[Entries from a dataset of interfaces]
━━━━━━━━
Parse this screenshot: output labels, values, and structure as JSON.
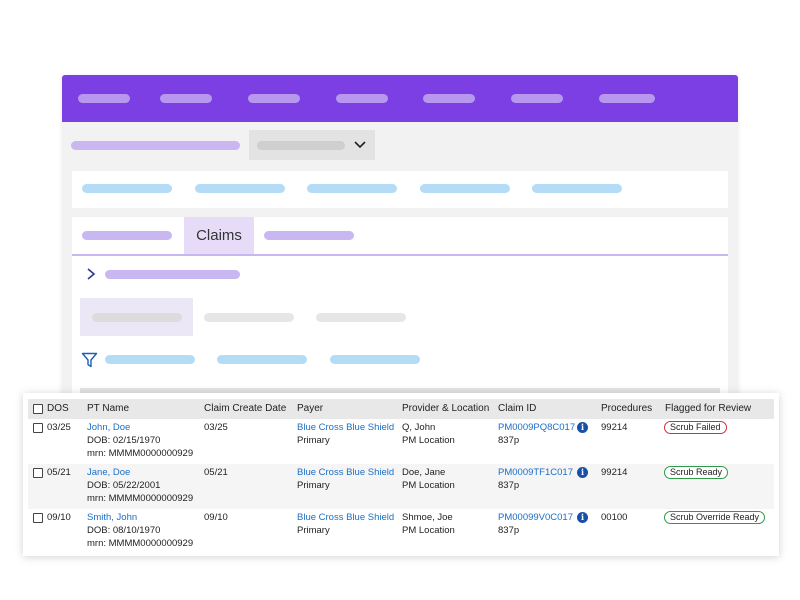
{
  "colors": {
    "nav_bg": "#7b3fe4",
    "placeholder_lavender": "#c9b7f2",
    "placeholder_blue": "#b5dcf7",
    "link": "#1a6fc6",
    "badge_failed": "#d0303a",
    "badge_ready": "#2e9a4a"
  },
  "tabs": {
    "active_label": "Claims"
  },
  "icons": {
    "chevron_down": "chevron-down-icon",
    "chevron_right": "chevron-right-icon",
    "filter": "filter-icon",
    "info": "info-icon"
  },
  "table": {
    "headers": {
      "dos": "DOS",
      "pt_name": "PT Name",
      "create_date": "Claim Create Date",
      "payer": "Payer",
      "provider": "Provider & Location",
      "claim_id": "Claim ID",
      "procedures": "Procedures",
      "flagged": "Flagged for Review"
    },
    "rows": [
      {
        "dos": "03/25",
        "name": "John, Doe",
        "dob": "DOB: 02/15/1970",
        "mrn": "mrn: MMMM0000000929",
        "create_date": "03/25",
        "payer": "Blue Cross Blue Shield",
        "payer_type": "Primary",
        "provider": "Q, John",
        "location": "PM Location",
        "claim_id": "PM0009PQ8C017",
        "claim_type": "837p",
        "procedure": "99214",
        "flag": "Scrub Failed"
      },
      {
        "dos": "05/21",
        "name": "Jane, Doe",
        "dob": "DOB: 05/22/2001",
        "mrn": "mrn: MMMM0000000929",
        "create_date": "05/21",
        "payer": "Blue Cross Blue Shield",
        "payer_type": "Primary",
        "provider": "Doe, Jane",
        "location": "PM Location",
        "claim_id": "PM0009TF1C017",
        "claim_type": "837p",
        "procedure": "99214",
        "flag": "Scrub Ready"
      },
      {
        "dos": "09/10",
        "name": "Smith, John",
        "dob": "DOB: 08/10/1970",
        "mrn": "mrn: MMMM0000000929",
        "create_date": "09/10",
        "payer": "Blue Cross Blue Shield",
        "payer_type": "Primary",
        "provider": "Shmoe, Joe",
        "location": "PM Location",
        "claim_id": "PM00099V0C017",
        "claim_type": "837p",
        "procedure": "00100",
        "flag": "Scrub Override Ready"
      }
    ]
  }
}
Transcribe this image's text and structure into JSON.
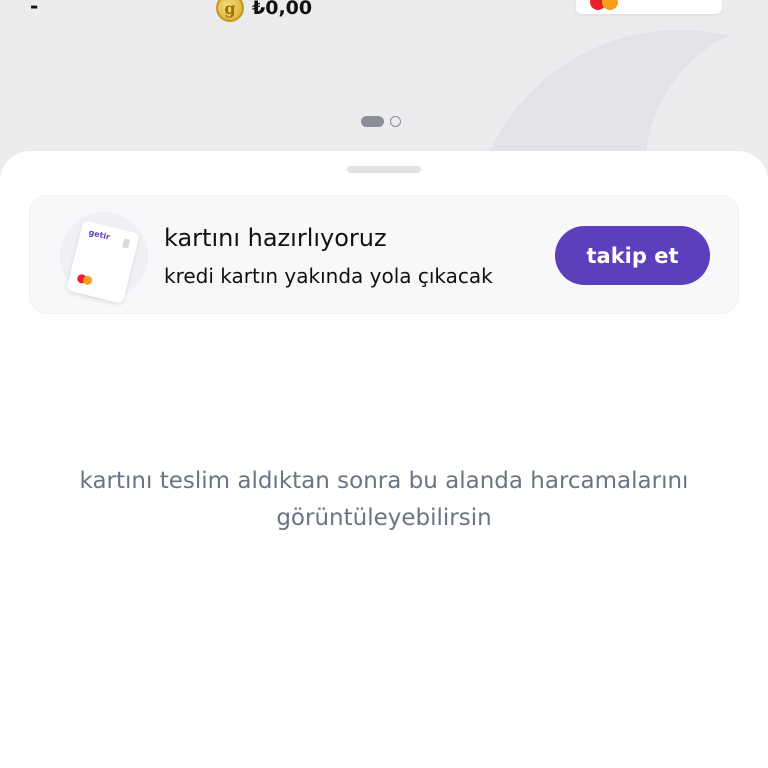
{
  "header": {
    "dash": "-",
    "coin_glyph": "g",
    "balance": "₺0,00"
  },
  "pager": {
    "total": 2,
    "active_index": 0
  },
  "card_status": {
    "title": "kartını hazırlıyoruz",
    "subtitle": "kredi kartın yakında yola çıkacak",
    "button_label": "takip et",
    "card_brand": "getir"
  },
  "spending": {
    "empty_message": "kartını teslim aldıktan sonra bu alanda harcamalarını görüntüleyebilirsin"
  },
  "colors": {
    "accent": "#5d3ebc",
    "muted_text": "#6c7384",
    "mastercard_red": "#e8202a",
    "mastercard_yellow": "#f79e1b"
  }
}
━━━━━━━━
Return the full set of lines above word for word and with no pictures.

Parse this screenshot: output labels, values, and structure as JSON.
{
  "colors": {
    "nav_bg": "#7b3fe4",
    "placeholder_lavender": "#c9b7f2",
    "placeholder_blue": "#b5dcf7",
    "link": "#1a6fc6",
    "badge_failed": "#d0303a",
    "badge_ready": "#2e9a4a"
  },
  "tabs": {
    "active_label": "Claims"
  },
  "icons": {
    "chevron_down": "chevron-down-icon",
    "chevron_right": "chevron-right-icon",
    "filter": "filter-icon",
    "info": "info-icon"
  },
  "table": {
    "headers": {
      "dos": "DOS",
      "pt_name": "PT Name",
      "create_date": "Claim Create Date",
      "payer": "Payer",
      "provider": "Provider & Location",
      "claim_id": "Claim ID",
      "procedures": "Procedures",
      "flagged": "Flagged for Review"
    },
    "rows": [
      {
        "dos": "03/25",
        "name": "John, Doe",
        "dob": "DOB: 02/15/1970",
        "mrn": "mrn: MMMM0000000929",
        "create_date": "03/25",
        "payer": "Blue Cross Blue Shield",
        "payer_type": "Primary",
        "provider": "Q, John",
        "location": "PM Location",
        "claim_id": "PM0009PQ8C017",
        "claim_type": "837p",
        "procedure": "99214",
        "flag": "Scrub Failed"
      },
      {
        "dos": "05/21",
        "name": "Jane, Doe",
        "dob": "DOB: 05/22/2001",
        "mrn": "mrn: MMMM0000000929",
        "create_date": "05/21",
        "payer": "Blue Cross Blue Shield",
        "payer_type": "Primary",
        "provider": "Doe, Jane",
        "location": "PM Location",
        "claim_id": "PM0009TF1C017",
        "claim_type": "837p",
        "procedure": "99214",
        "flag": "Scrub Ready"
      },
      {
        "dos": "09/10",
        "name": "Smith, John",
        "dob": "DOB: 08/10/1970",
        "mrn": "mrn: MMMM0000000929",
        "create_date": "09/10",
        "payer": "Blue Cross Blue Shield",
        "payer_type": "Primary",
        "provider": "Shmoe, Joe",
        "location": "PM Location",
        "claim_id": "PM00099V0C017",
        "claim_type": "837p",
        "procedure": "00100",
        "flag": "Scrub Override Ready"
      }
    ]
  }
}
Transcribe this image's text and structure into JSON.
{
  "header": {
    "dash": "-",
    "coin_glyph": "g",
    "balance": "₺0,00"
  },
  "pager": {
    "total": 2,
    "active_index": 0
  },
  "card_status": {
    "title": "kartını hazırlıyoruz",
    "subtitle": "kredi kartın yakında yola çıkacak",
    "button_label": "takip et",
    "card_brand": "getir"
  },
  "spending": {
    "empty_message": "kartını teslim aldıktan sonra bu alanda harcamalarını görüntüleyebilirsin"
  },
  "colors": {
    "accent": "#5d3ebc",
    "muted_text": "#6c7384",
    "mastercard_red": "#e8202a",
    "mastercard_yellow": "#f79e1b"
  }
}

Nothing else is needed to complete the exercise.